is at its best when it’s cultivated with understanding, respect and good advice. In fact, a relationship is exactly what you’ll find at the core of What Grows Here? Indoors. It’s our goal to turn information into knowledge, hesitation into confidence and problems into solutions.
Choosing Indoor Plants
Plants are often impulse buys. You see a gorgeous display of seasonal plants at the grocery store, and before you know it, there’s a violet or poinsettia sitting in your grocery cart next to the magazine you weren’t going to buy and the bag of potato chips you swore off the week before. The best way to ensure the plant outlasts that bag of chips is to think before you buy. Simply taking a little extra time to think about what you want from the plant—and what it needs from you—will greatly increase your chance of bringing home a plant that you can enjoy for years.
Here are a few tips to make that happen:
- Come prepared. Know which directions your rooms face and how much sunlight they get. Light is key to growing all plants, so knowing the intensity of the light that shines through your windows is key to selecting appropriate plants.
- Note both the daytime and nighttime temperature of your room.
- Consider how much space you have for a plant. Be careful not to select one that will outgrow your space too quickly.
- Be honest about how much time and care you have to give a houseplant. If you know you are likely to water irregularly, be sure to select a plant that will be forgiving.
- Talk to knowledgeable staff.
- Don’t be afraid to ask ‘stupid’ questions. Chances are you can’t come up with anything that hasn’t already been asked. Besides, when you take that little bit of time to strike up a conversation, knowledgeable staff will often offer answers to questions you may not have known to ask.
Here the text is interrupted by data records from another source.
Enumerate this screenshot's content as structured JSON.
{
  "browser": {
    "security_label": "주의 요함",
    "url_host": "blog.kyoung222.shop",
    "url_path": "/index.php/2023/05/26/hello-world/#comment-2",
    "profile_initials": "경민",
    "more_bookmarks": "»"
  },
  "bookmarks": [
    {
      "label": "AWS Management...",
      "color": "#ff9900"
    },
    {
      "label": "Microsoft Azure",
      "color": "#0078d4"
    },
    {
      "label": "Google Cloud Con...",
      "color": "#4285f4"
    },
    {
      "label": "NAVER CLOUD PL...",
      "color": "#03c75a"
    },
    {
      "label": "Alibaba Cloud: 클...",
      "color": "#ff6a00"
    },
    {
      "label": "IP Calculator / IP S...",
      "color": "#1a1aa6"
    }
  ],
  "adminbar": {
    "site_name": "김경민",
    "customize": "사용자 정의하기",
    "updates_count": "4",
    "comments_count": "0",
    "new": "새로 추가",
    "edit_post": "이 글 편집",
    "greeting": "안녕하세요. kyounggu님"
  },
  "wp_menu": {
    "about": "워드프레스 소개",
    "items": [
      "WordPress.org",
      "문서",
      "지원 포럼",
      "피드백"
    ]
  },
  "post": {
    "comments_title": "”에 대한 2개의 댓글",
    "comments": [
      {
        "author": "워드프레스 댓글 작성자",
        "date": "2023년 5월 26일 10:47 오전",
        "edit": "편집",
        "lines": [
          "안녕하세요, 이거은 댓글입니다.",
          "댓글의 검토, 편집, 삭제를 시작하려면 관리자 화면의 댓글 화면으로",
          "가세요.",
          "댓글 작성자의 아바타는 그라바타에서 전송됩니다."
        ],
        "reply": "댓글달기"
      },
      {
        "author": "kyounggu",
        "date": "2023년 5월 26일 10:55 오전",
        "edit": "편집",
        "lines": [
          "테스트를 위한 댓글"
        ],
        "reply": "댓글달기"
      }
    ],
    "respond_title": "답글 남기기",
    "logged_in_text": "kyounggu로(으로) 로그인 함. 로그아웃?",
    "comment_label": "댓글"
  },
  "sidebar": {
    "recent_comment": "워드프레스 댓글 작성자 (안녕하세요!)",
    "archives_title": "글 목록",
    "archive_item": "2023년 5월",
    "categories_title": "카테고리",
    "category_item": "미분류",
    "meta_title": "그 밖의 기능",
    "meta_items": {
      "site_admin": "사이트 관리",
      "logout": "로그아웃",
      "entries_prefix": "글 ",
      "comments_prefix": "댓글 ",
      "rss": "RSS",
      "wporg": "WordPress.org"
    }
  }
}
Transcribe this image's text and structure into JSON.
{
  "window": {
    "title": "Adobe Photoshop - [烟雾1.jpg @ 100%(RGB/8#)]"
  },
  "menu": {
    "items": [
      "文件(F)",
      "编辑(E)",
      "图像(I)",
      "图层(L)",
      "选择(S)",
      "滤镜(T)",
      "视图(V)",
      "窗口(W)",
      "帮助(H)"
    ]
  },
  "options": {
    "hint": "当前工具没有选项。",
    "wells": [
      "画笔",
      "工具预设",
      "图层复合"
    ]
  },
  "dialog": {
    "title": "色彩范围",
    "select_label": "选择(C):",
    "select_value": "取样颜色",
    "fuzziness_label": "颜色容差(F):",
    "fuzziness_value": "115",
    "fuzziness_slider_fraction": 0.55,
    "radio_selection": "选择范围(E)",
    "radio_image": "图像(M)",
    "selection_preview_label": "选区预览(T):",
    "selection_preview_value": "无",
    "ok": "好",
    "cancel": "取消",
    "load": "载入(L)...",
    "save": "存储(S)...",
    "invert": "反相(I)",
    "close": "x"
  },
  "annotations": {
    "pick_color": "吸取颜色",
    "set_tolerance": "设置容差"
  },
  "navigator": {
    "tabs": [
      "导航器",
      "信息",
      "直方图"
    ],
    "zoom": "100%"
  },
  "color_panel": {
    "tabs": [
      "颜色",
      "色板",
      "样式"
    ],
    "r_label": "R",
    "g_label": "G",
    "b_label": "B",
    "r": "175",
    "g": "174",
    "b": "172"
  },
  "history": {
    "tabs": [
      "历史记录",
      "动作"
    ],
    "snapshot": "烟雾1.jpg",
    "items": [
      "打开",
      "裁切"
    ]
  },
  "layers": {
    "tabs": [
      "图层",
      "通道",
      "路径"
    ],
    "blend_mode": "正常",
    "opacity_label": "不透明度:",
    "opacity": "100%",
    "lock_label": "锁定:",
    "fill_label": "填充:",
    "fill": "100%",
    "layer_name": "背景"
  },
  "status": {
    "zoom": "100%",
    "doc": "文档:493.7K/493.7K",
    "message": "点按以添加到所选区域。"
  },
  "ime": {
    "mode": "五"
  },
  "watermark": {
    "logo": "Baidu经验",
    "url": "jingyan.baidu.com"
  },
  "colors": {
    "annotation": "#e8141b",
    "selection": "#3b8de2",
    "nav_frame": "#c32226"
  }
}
- Describe that plant you have in mind. Even if you can’t remember its name, you can still describe its form and growing habit.
- Select plants according to their light requirements. Different plants need different amounts of light, so read tags and note the suggestions.
- Inspect leaves for general health.
- Keep an eye out for pests and blotches that could indicate fungal or bacterial problems. In general, leaves should look shiny—not dusty or covered in residue.
- • Look for new leaves. Sometimes it’s hard to tell a new leaf from an old one, but color is a clue. New leaves are often a lighter and brighter shade of green.
- Look for buds on flowering plants. Plants need to be healthy to support bud production, so an abundance of buds indicates that the plant isn’t under stress.
- Buy seasonal plants early. They are usually very popular, so get yours before they get picked over.
- Ask about delivery. Large plants can be hard to get home, so take advantage of services that are available.